Wednesday, April 1, 2009

PMO value to a mid-sized organization – Charanya Girish

Editor’s Note: This issue is brought written by Charanya Girish. Charanya is the Director, Project Management at MESSA (Michigan Special Services Assoc.). She is a certified PMP with over 17 years experience in Project & Program Mgmt and PMOs. She is a member of the PMIGLC Advanced Topics Seminar team, WiPM and the Communications team, PMO SIG. Thanks, Charanya!

A disciplined approach to project execution is recognized as an essential factor for project success in organizations, large and small. The steady growth of Project Management Offices (PMOs) over the last few years in mid-sized enterprises proves that these businesses recognize the value Project Management (PM) can provide.

PMOs come in different flavors depending on their authority and the projects under their purview.
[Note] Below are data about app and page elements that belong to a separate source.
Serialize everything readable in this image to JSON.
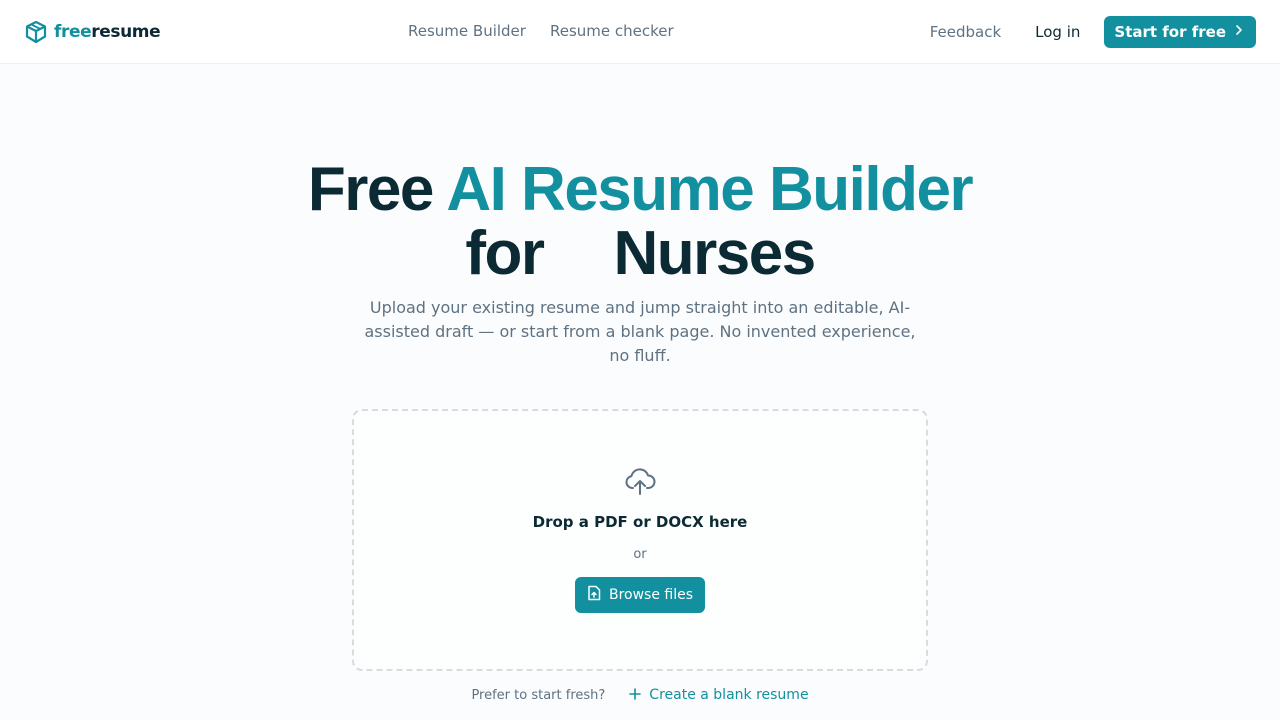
{
  "nav": {
    "logo": {
      "part1": "free",
      "part2": "resume",
      "icon": "box-logo-icon"
    },
    "links": [
      {
        "label": "Resume Builder"
      },
      {
        "label": "Resume checker"
      }
    ],
    "feedback": "Feedback",
    "login": "Log in",
    "cta": {
      "label": "Start for free",
      "icon": "chevron-right-icon"
    }
  },
  "hero": {
    "title_part1": "Free",
    "title_part2": "AI Resume Builder",
    "title_part3": "for",
    "title_part4": "Nurses",
    "subtitle": "Upload your existing resume and jump straight into an editable, AI-assisted draft — or start from a blank page. No invented experience, no fluff."
  },
  "upload": {
    "icon": "cloud-upload-icon",
    "drop_text": "Drop a PDF or DOCX here",
    "or_text": "or",
    "browse_label": "Browse files",
    "browse_icon": "file-upload-icon"
  },
  "footer_row": {
    "prompt": "Prefer to start fresh?",
    "blank_label": "Create a blank resume",
    "blank_icon": "plus-icon"
  },
  "colors": {
    "accent": "#12909f",
    "text_dark": "#0c2a33",
    "text_muted": "#5f7282",
    "border": "#d6dde2"
  }
}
At one book-end is the PMO that only provides methodology support for project managers. On the other end they have significant authority over prioritization and management of projects. Mid–sized organizations often do not have deep pockets and so will benefit from a PMO that is more than a mere methodology support arm. A three layered approach proposed below ensures enduring success for the organization.

In the formative stage, it is best to start with a conservative approach with the PMO as the owner of PM standards and methodology. Repeatable best practices are built up over time so that more successful projects flow through to the bottom line, helping build a strong foundation for future phases.

In the second phase the focus is on Project & Portfolio management (PPM) where the department serves as a source of information on all projects contained in the portfolio. The PMO now becomes a bi-faceted department and has to build a strong governance structure to select, prioritize and monitor project investments. Rigorous change control procedures are put in place with a watchful eye on risk and issue management. Metrics tracking takes place for the portfolio and the information is disseminated among all the stake holders. Thresholds are established to determine which projects need to be monitored by the PMO. The portfolio need not track smaller projects as strict adherence to methodology in its entirety for such projects can be an over kill. Thus as a portfolio manager this Office ensures the methodology is adhered to, projects selected have strong business value and well thought-out plans with committed resources.
The third step is part of an emerging trend that positions the PMO as an entity that influences the strategic direction of the enterprise, while continuing its traditional focus on PPM and methodology. In such circumstances the PMO helps align projects to corporate goals through an integrated enterprise project management process. These set of processes enables the Enterprise Governance Board to accelerate, delay or terminate projects so that the portfolio stays continuously aligned to corporate objectives. The PMO helps in organizational change management by setting up procedures that enable the business units to implement the organization's business strategies.
Realizing benefits from such a transformation is not an overnight phenomenon. Each organization differs in its willingness and ability to adapt to change. Returns can be quantifiable over time by reduction in rework and project life cycles coupled with improved quality. Many establishments have little patience for the alterations a PMO ushers in and initial reactions can be heart breaking, despite strong senior management support. The temptation to do a ‘big bang’ change in a short time should be resisted unless the organization can handle it. Applying the right change leadership steps and having a realistic timeline ensures long term success. Such an evolution makes sure the PMO becomes a powerful catalyst for fostering innovation and delivering value to the enterprise.

No comments: